This undelivered speech draws a stunning contrast between the 35th and 45th presidents of the United States. It is truly amazing to see how a man born in 1917—and dead for 54 years—seems, through this speech and his whole portfolio of work, to have a firmer grip on the complexities of the 21st century than the present President of the United States.
A comparison of the two men has only two things in common—they were both born millionaires and they both liked girls.
Other than that, you have one man, Kennedy, a graduate of Harvard, with a rich understanding of politics and culture, a Pulitzer Prize-winner for “Profiles in Courage.” And another man, a product of Queens, New York, and its sleazy real estate market, with an interest only in money—and himself.
Kennedy had a deep intellectual curiosity about the world. His inauguration speech is considered one of the best in the history of the Republic. He had Robert Frost recite poetry at his inauguration. He had Pablo Casals perform at the White House. He is the man who said, “If more politicians knew poetry, and more poets knew politics, I am convinced the world would be a little better place in which to live.”

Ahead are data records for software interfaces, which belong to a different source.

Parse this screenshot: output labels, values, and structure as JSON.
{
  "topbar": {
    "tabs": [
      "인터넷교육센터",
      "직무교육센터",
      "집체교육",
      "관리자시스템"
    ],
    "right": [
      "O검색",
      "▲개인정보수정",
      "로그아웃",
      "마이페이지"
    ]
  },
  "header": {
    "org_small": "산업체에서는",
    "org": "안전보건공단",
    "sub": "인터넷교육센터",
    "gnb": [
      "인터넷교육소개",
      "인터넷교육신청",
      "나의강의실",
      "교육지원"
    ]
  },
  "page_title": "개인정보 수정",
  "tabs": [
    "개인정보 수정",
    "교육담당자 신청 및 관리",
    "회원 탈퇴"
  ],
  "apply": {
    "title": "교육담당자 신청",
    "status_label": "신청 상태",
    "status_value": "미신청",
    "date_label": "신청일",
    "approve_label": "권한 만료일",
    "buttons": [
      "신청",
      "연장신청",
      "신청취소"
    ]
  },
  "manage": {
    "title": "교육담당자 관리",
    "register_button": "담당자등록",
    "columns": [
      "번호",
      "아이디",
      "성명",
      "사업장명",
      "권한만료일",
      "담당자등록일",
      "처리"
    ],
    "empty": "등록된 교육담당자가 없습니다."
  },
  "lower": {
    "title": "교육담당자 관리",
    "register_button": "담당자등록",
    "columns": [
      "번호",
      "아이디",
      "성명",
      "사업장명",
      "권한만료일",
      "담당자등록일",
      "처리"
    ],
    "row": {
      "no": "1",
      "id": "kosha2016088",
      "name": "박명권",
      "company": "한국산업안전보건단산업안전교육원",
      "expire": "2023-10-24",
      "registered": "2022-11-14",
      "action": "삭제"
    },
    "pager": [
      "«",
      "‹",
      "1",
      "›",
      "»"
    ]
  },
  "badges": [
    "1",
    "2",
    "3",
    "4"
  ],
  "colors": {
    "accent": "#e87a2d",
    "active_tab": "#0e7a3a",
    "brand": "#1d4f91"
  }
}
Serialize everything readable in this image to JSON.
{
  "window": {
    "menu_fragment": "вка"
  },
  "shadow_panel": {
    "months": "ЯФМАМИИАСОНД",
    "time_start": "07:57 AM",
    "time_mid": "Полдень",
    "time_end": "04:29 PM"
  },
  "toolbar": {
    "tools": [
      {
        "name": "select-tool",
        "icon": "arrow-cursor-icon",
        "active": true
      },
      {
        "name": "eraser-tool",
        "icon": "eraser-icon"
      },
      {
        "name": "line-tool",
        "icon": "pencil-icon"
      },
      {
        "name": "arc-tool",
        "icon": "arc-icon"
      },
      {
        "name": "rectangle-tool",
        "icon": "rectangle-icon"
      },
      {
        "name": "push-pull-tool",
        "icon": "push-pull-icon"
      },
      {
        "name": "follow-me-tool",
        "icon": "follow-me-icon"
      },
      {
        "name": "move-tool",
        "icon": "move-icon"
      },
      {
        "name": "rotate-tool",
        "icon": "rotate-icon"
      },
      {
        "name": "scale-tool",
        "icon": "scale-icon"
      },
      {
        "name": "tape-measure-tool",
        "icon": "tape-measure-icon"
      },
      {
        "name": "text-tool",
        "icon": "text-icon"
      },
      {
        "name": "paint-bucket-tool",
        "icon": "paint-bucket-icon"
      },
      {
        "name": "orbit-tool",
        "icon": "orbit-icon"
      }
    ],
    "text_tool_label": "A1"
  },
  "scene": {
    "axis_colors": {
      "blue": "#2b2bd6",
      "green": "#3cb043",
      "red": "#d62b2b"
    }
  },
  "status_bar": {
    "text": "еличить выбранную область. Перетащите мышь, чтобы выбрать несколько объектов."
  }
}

Trump’s inauguration? He was counting the size of his crowd.
One suspects that if you ever said to Trump, “Have you ever read Yeats?”
His response would be, “I fired her!”
We live in a very dangerous world. Unfortunately, the man who should be leading the United States in this perilous time is dead. It appears that we shall live—and die—by the Tweet.
Dermot McEvoy is the author of "The 13th Apostle: A Novel of Michael Collins and the Irish Uprising" and "Our Lady of Greenwich Village," both now available in paperback, Kindle and Audio from Skyhorse Publishing. He may be reached at firstname.lastname@example.org. Follow him at www.dermotmcevoy.com. Follow The 13th Apostle on Facebook at www.facebook.com/13thApostleMcEvoy.